Scientific studies has shown that soap leaf solvent extractionsIf the healing properties of the soap tree weren’t evidence enough of its staggering usefulness, the soap tree was also traditionally used in centuries old sustainable fishing practices! As saponin breaks down the surface tension of water, First Peoples would put crushed soap tree leaves and berries in fishing spots, then watch and wait for naturally stunned fish to float to the surface! After retrieving enough fish to eat, the remaining fish would eventually come to (as the ‘stun’ effect was only temporary) and be on their merry way.
As with the tea tree, the benefits and uses of eucalyptus are well-known and widespread. From the Snow Gum-dotted alpine regions of Taungurung Country, to the West Coast home of the iconic tooart (tuart) tree (Eucalyptus gomphocephala), the valuable properties of this tree have been understood and consumed for centuries.
Undeniably famous for being nature’s antiseptic, First Peoples also used several species of Eucalyptus as tonics for countless ailments including gastro-intestinal problems. The gum would be combined with water then taken to treat symptoms like diarrhoea.
Eucalyptus leaves are deeply connected to Indigenous spiritual health practices, as one of the leaves often being burned in smoking ceremonies.
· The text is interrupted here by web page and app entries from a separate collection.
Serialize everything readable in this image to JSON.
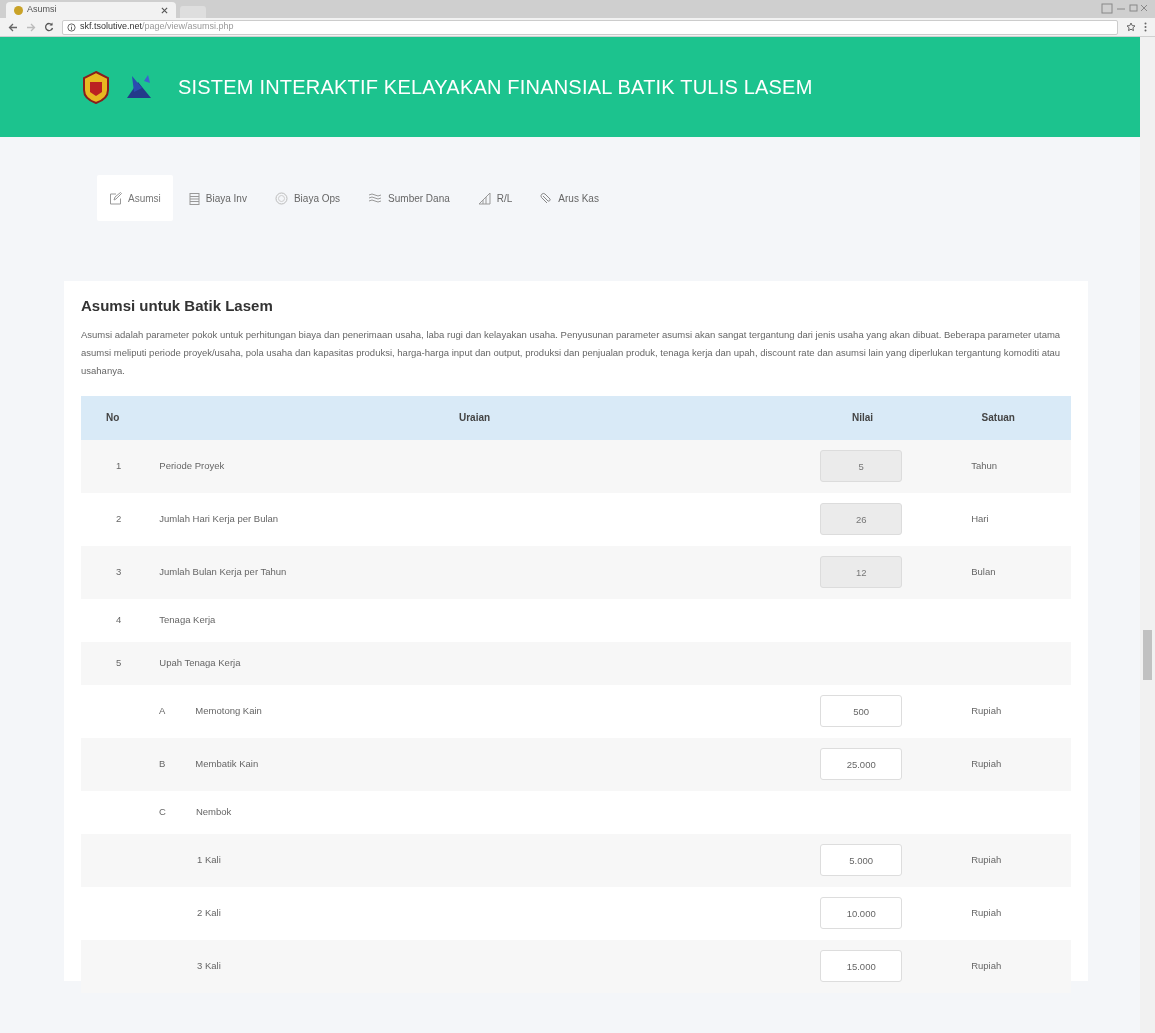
{
  "browser": {
    "tab_title": "Asumsi",
    "url_host": "skf.tsolutive.net",
    "url_path": "/page/view/asumsi.php"
  },
  "header": {
    "title": "SISTEM INTERAKTIF KELAYAKAN FINANSIAL BATIK TULIS LASEM"
  },
  "nav": [
    {
      "label": "Asumsi",
      "selected": true
    },
    {
      "label": "Biaya Inv",
      "selected": false
    },
    {
      "label": "Biaya Ops",
      "selected": false
    },
    {
      "label": "Sumber Dana",
      "selected": false
    },
    {
      "label": "R/L",
      "selected": false
    },
    {
      "label": "Arus Kas",
      "selected": false
    }
  ],
  "card": {
    "title": "Asumsi untuk Batik Lasem",
    "description": "Asumsi adalah parameter pokok untuk perhitungan biaya dan penerimaan usaha, laba rugi dan kelayakan usaha. Penyusunan parameter asumsi akan sangat tergantung dari jenis usaha yang akan dibuat. Beberapa parameter utama asumsi meliputi periode proyek/usaha, pola usaha dan kapasitas produksi, harga-harga input dan output, produksi dan penjualan produk, tenaga kerja dan upah, discount rate dan asumsi lain yang diperlukan tergantung komoditi atau usahanya."
  },
  "table": {
    "columns": [
      "No",
      "Uraian",
      "Nilai",
      "Satuan"
    ],
    "rows": [
      {
        "no": "1",
        "label": "Periode Proyek",
        "value": "5",
        "disabled": true,
        "unit": "Tahun"
      },
      {
        "no": "2",
        "label": "Jumlah Hari Kerja per Bulan",
        "value": "26",
        "disabled": true,
        "unit": "Hari"
      },
      {
        "no": "3",
        "label": "Jumlah Bulan Kerja per Tahun",
        "value": "12",
        "disabled": true,
        "unit": "Bulan"
      },
      {
        "no": "4",
        "label": "Tenaga Kerja"
      },
      {
        "no": "5",
        "label": "Upah Tenaga Kerja",
        "children": [
          {
            "no": "A",
            "label": "Memotong Kain",
            "value": "500",
            "disabled": false,
            "unit": "Rupiah"
          },
          {
            "no": "B",
            "label": "Membatik Kain",
            "value": "25.000",
            "disabled": false,
            "unit": "Rupiah"
          },
          {
            "no": "C",
            "label": "Nembok",
            "children": [
              {
                "label": "1 Kali",
                "value": "5.000",
                "disabled": false,
                "unit": "Rupiah"
              },
              {
                "label": "2 Kali",
                "value": "10.000",
                "disabled": false,
                "unit": "Rupiah"
              },
              {
                "label": "3 Kali",
                "value": "15.000",
                "disabled": false,
                "unit": "Rupiah"
              }
            ]
          }
        ]
      }
    ]
  }
}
Smoking ceremonies are a highly culturally-significant ritual Aboriginal and Torres Strait Islander people have performed for thousands of years. The smoke is waved onto people present at the ceremony to cleanse them, as well as the location itself of bad spirits and to encourage good health. These ceremonies connection to culture, Country and the health benefits of traditional Aboriginal and Torres Strait Islander medicine. Sadly, the impressive functionality of eucalyptus trees isn’t always’ to nature’s benefit. In a cruel twist of fate, eucalyptus trees have the natural ability to indicate the presence of gold underneath them. X-ray elemental imaging has revealed deposits of gold and other metals in the structure of Eucalyptus leaves from the Kalgoorlie region of Western Australia “that would have been untraceable using other methods”. There are a number of Aboriginal names for eucalyptus trees, including:
- Jarrah (Noongar and common name for Eucalyptus marginata)
- Moich (Noongar name for Eucalyptus rudis aka flooded gum)
- Wandoo (Noongar and common name for Eucalyptus wandoo)
- Aper (Alyawarr, Anmatyerr and Eastern Arrernte name for Eucalyptus camaldulensis aka river red gum)
- Dwutta (Noongar name for Eucalyptus todtiana aka prickly bark tree)
- Muggago (Dharawal name for Eucalyptus crebra, commonly known as the narrow-leaved ironbark)
- Mottlecah (Noongar name for Eucalyptus macrocarpa)
5. Blackwood (Acacia melanoxylon)
Like a few of the other trees mentioned here, blackwood (Acacia melanoxylon) can also be used to treat headaches, cold and fever.
Like a few of the other trees mentioned here, blackwood (Acacia melanoxylon) can also be used to treat headaches, cold and fever. But did you know that Indigenous peoples also traditionally used a heated infusion of roasted blackwood bark to treat rheumatic joints? The presence of tannin in the bark gives it several other important medicinal properties. Blackwood is known by many Indigenous names including:
- Moeang (Woi wurrung)
- Yanun or Yoman (Gunaikurnai)
- Moyan (Taungurung)
These are just a few of the many tree species with immeasurable cultural and medicinal value to First Peoples. For this and so many reasons, we all need trees. Towards Two Billion Trees is WWF-Australia’s ambitious plan to save and grow two billion trees by 2030. Find out more.